Segment Start: Material to process
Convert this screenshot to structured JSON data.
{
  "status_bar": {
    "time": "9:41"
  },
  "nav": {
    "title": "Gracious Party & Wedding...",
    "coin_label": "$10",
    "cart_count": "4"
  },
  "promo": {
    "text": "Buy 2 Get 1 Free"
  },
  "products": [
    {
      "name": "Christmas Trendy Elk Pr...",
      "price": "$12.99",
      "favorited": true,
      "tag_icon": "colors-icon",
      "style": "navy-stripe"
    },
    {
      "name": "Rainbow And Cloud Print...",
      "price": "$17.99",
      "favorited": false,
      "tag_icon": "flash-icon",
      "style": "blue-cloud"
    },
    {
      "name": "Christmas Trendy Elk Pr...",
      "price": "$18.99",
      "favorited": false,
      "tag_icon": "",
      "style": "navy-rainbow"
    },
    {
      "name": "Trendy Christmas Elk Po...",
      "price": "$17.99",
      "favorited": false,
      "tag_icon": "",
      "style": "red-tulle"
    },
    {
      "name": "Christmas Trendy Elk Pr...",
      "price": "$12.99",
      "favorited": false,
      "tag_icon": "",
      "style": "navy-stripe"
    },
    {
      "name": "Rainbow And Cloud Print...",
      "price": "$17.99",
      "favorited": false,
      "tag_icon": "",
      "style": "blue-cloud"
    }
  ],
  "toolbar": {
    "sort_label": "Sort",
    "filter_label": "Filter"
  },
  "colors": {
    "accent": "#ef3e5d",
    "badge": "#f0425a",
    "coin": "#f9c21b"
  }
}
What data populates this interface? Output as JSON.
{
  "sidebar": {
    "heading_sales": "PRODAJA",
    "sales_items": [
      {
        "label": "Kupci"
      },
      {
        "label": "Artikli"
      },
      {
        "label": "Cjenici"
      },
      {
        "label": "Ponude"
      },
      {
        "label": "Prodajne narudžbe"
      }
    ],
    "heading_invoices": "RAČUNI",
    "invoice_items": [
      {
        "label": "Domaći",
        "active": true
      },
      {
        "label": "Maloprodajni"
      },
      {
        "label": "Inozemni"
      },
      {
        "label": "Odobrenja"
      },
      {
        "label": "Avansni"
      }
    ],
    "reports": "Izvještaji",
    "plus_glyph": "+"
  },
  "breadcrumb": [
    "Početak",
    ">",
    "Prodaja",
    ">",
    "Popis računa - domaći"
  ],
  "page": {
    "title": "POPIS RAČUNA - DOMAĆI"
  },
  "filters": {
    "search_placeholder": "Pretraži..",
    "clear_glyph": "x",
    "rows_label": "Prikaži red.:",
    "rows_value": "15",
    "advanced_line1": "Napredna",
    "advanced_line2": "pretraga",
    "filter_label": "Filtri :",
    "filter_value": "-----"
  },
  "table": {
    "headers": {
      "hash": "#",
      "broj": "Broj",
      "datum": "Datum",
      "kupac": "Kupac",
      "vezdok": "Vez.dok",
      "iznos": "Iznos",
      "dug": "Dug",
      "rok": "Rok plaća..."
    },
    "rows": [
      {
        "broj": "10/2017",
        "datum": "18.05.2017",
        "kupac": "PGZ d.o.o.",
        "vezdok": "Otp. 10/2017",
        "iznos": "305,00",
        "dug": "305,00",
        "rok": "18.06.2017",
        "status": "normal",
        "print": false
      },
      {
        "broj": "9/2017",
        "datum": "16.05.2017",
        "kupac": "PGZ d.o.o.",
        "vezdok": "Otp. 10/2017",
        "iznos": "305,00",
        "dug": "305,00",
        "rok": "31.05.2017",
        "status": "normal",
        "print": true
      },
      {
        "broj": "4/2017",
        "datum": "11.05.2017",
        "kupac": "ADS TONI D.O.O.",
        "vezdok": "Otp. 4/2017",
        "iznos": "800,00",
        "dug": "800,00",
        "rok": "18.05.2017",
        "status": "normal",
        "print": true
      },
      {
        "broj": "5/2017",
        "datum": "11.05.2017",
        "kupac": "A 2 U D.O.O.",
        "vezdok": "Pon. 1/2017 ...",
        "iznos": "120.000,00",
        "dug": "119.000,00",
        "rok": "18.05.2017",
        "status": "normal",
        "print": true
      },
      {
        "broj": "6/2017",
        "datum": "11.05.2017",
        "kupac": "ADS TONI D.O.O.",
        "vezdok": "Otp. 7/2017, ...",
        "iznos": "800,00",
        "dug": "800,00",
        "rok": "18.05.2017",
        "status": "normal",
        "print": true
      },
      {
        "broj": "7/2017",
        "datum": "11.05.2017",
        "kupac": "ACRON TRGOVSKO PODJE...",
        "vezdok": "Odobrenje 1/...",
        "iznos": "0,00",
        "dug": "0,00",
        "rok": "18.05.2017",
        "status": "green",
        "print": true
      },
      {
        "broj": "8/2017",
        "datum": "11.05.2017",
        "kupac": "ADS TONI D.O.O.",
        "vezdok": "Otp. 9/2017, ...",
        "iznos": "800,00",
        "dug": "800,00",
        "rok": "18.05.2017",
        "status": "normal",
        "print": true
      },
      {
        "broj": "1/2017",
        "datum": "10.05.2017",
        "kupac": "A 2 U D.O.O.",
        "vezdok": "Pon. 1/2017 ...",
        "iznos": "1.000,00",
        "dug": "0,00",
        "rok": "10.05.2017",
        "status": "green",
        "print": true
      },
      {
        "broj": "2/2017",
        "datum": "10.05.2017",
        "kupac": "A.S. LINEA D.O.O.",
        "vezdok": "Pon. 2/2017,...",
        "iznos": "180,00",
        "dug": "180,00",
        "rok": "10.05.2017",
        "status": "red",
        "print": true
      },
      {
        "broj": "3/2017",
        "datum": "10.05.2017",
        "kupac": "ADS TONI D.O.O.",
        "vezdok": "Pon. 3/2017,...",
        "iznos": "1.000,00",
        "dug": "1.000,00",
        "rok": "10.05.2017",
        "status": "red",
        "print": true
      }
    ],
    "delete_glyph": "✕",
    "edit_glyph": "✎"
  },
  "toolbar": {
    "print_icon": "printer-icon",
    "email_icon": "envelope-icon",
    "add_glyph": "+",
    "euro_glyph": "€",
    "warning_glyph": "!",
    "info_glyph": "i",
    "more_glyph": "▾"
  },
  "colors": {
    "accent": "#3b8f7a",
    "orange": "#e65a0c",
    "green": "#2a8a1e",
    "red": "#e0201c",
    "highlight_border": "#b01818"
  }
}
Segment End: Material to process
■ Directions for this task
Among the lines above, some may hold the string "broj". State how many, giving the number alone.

■ Exercise result
11